  23. Attacking FOSS by Ignoring/Overlooking Issues With Proprietary Software

    The biasing strategy which continues to be used to demonise Free/Open Source software (FOSS) along with some new examples



  24. Links 19/7/2014: CRUX 3.1 is Out, CyanogenMod Competes With Google Now

    Links for the day



  25. Microsoft's Massive Layoffs Go Far Beyond Nokia; Nokia's Android Phones Axed by Microsoft's Elop

    Microsoft's rapid demise and permanent exit from Nokia's last remaining Linux platform (after Microsoft had killed two more)



  26. Patents on Software Already Being Invalidated in Courts Owing to SCOTUS Ruling on 'Abstract' Patents

    The Federal Circuit Appeals Court has just "invalidated a software patent for being overly abstract," says a patents expert



  27. OpenSUSE 'Community' is Crumbling, AttachMSFT Killed SUSE's Potential (Except as Microsoft Tax)

    Not much too see in the land of SUSE and Attachmate, or formerly the company known as Novell



  28. Links 18/7/2014: Slackware Turns 21, Spotify Switches to Ubuntu

    Links for the day



  29. Links 16/7/2014: Manjaro 0.8.10 Third Update, SIA Migrates to Red Hat

    Links for the day



  30. Microsoft's Latest Round of Massive/Bulk/Large-scale Layoffs

    Microsoft boosters are preparing 'damage control' pieces ahead of massive layoffs at Microsoft


CoPilotCo

RSS 64x64RSS Feed: subscribe to the RSS feed for regular updates

Home iconSite Wiki: You can improve this site by helping the extension of the site's content

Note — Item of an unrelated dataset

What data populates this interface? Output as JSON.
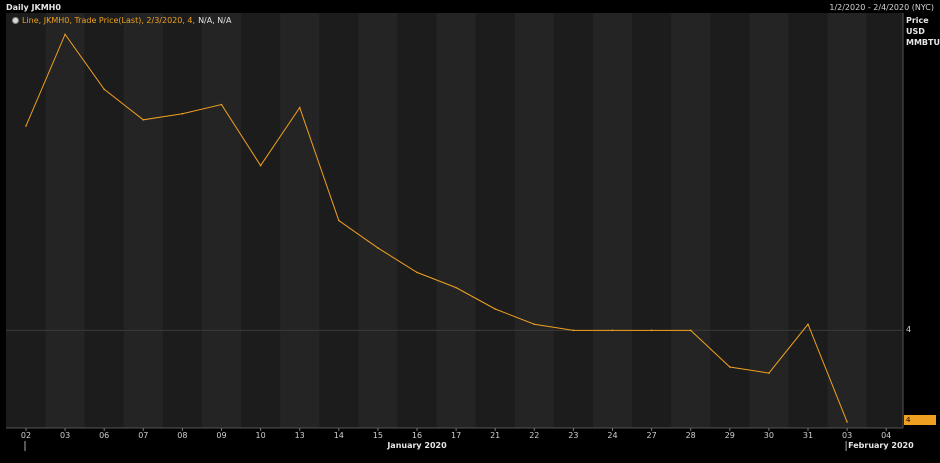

Home iconSite Home: Background about the site and some key features in the front page

Chat iconIRC Channel: Come and chat with us in real time

CoPilotCo

Recent Posts